Sanders, the self-declared democratic socialist, beat Clinton 52.5 percent to 47.5 percent, providing a shot in the arm to his campaign and further justification for staying in a race that team Clinton and many pundits have said is all but finished.
“The Clinton campaign thinks this campaign is over. They’re wrong,” Sanders said in a statement.
“We are in this campaign to win and we’re going to fight until the last vote is cast,” he added.
“There is nothing I would like more than to take on and defeat Donald Trump, someone who must never become president of this country.”
Though Sanders claimed momentum, he has conceded his strategy hinges on persuading superdelegates to back him over Clinton. Superdelegates are Democratic Party insiders who can support the candidate of their choice, regardless of how their states vote. And they favor Clinton by a nearly 18-1 margin.
With Sanders’ narrow victory on Tuesday, he picked up at least 43 of Indiana’s 83 delegates. Clinton now has 2,202 delegates to Sanders’ 1,400. That includes pledged delegates from primaries and caucuses, as well as superdelegates.
Trump now has at least 1,047 delegates. Cruz exits the race with 565, while Kasich has 152.
Focused on November
Cruz had been hoping to use the midwestern state to block Trump from gaining the 1,237 delegates needed to secure the nomination ahead of the Republican convention in Cleveland in July.
But the bombastic tycoon—who has thus far defied all political logic to lead the Republican race—swept Cruz aside.
Trump thumped Cruz by about 53.3 percent to 36.6, with Kasich an Indiana footnote at 7.6 percent.
With 1,047 delegates to his name, Trump was already in a favorable position to reach the magic number needed to avoid a contested party convention. With Cruz out of the race, crossing the threshold is a foregone conclusion for Trump.

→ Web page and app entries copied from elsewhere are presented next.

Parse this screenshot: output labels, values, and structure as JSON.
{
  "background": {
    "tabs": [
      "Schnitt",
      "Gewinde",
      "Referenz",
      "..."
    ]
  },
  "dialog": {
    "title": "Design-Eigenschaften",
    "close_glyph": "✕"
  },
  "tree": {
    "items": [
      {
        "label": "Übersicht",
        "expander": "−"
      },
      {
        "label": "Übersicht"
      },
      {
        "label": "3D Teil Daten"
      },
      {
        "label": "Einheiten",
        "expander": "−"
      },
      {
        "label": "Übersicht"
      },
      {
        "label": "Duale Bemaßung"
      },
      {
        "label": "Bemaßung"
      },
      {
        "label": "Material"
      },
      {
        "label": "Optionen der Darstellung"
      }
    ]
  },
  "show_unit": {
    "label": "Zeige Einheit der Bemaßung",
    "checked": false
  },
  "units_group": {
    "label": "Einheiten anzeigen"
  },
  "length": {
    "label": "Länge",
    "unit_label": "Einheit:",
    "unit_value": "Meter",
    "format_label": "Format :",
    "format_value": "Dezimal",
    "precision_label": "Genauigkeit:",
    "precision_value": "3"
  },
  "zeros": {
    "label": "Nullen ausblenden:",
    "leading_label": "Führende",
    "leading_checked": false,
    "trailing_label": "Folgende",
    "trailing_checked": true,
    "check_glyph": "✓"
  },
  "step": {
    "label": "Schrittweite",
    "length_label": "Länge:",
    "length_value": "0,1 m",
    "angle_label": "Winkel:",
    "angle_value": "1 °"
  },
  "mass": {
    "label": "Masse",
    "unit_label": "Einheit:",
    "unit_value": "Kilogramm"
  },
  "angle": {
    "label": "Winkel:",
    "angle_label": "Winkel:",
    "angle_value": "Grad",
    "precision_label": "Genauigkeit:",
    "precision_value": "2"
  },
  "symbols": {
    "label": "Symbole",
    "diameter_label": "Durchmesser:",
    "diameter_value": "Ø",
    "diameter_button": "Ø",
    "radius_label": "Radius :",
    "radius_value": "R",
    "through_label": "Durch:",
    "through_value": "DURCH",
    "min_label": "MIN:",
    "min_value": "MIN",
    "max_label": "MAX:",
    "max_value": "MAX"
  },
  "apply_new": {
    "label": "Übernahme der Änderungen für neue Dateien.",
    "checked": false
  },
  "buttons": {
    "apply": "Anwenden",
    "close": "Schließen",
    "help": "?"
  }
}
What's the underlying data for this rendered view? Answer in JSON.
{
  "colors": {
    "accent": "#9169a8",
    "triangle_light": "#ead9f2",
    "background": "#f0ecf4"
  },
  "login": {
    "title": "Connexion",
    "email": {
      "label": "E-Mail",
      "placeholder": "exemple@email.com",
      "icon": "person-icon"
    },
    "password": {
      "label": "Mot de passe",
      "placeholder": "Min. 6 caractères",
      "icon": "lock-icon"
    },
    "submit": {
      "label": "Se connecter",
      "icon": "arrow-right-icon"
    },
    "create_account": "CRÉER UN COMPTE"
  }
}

Even before the Indiana results, Trump and Clinton had pivoted toward one another.
“I’m really focused on moving into the general election,” Clinton said confidently on Tuesday in West Virginia.

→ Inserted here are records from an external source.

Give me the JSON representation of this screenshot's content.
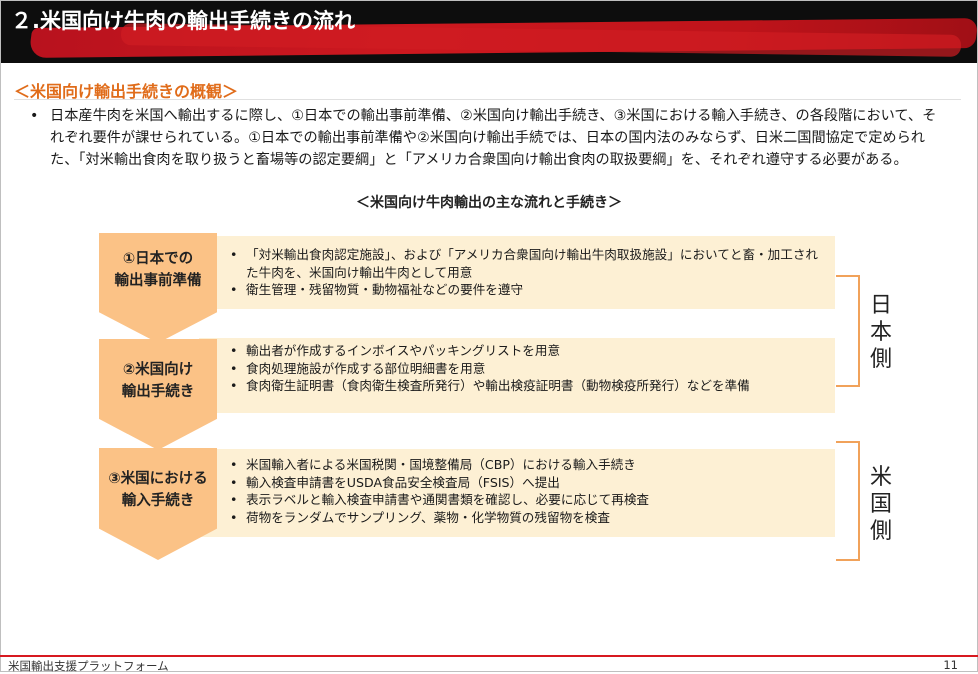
{
  "title": "２.米国向け牛肉の輸出手続きの流れ",
  "section_heading": "＜米国向け輸出手続きの概観＞",
  "intro": {
    "bullet": "•",
    "text": "日本産牛肉を米国へ輸出するに際し、①日本での輸出事前準備、②米国向け輸出手続き、③米国における輸入手続き、の各段階において、それぞれ要件が課せられている。①日本での輸出事前準備や②米国向け輸出手続では、日本の国内法のみならず、日米二国間協定で定められた、「対米輸出食肉を取り扱うと畜場等の認定要綱」と「アメリカ合衆国向け輸出食肉の取扱要綱」を、それぞれ遵守する必要がある。"
  },
  "flow_heading": "＜米国向け牛肉輸出の主な流れと手続き＞",
  "steps": [
    {
      "label_line1": "①日本での",
      "label_line2": "輸出事前準備",
      "items": [
        "「対米輸出食肉認定施設」、および「アメリカ合衆国向け輸出牛肉取扱施設」においてと畜・加工された牛肉を、米国向け輸出牛肉として用意",
        "衛生管理・残留物質・動物福祉などの要件を遵守"
      ]
    },
    {
      "label_line1": "②米国向け",
      "label_line2": "輸出手続き",
      "items": [
        "輸出者が作成するインボイスやパッキングリストを用意",
        "食肉処理施設が作成する部位明細書を用意",
        "食肉衛生証明書（食肉衛生検査所発行）や輸出検疫証明書（動物検疫所発行）などを準備"
      ]
    },
    {
      "label_line1": "③米国における",
      "label_line2": "輸入手続き",
      "items": [
        "米国輸入者による米国税関・国境整備局（CBP）における輸入手続き",
        "輸入検査申請書をUSDA食品安全検査局（FSIS）へ提出",
        "表示ラベルと輸入検査申請書や通関書類を確認し、必要に応じて再検査",
        "荷物をランダムでサンプリング、薬物・化学物質の残留物を検査"
      ]
    }
  ],
  "japan_side_label": [
    "日",
    "本",
    "側"
  ],
  "us_side_label": [
    "米",
    "国",
    "側"
  ],
  "footer": {
    "text": "米国輸出支援プラットフォーム",
    "page": "11"
  },
  "colors": {
    "title_bg": "#0d0d0d",
    "brush_red": "#d71920",
    "accent_orange": "#e06c1a",
    "chevron_fill": "#fbc286",
    "box_fill": "#fdf0d4",
    "bracket": "#f1a25a"
  }
}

“That’s where we have to be because we are going to have a tough campaign against a candidate who’ll literally say or do anything,” she said of Trump. “We’re going to take him on at every turn.”
Ignoring Clinton’s surprise loss in Indiana, her campaign chair John Podesta said Trump’s propensity to “bully and divide Americans” could backfire with an electorate looking for economic opportunities and to be kept safe.
“Throughout this campaign, Donald Trump has demonstrated that he’s too divisive and lacks the temperament to lead our nation and the free world,” Podesta said in a statement. “With so much at stake, Donald Trump is simply too big of a risk.”
Cruz’s exit comes after the primary battle took a nasty turn on Tuesday when Trump cited a tabloid report linking Cruz’s father, Rafael Cruz, to John F. Kennedy assassin Lee Harvey Oswald.
Trump raised the recent National Enquirer story in his interview with Fox News, prompting an irate Cruz to brand him a “pathological liar.”
“The man is utterly amoral,” Cruz said, adding that “we are staring at the abyss” if Trump wins the White House.
The Enquirer, which has published previous stories deeply critical of Cruz, said an Aug. 16, 1963, photograph of Oswald in New Orleans handing out leaflets in support of Fidel Castro shows a young Rafael Cruz nearby.
Oswald was killed Nov. 24, 1963, two days after Kennedy’s assassination.
Rafael Cruz was once a supporter of rebel leader Castro, but he admits in his biography “A Time for Action” that he was unaware that Castro was a communist, according to the Miami Herald.
The paper said there was no corroborating evidence that Cruz, who is now fervently anticommunist, was affiliated with Oswald, and that the Cruz campaign said the candidate’s father is not in the photograph. Reports from AFP and AP/TVJ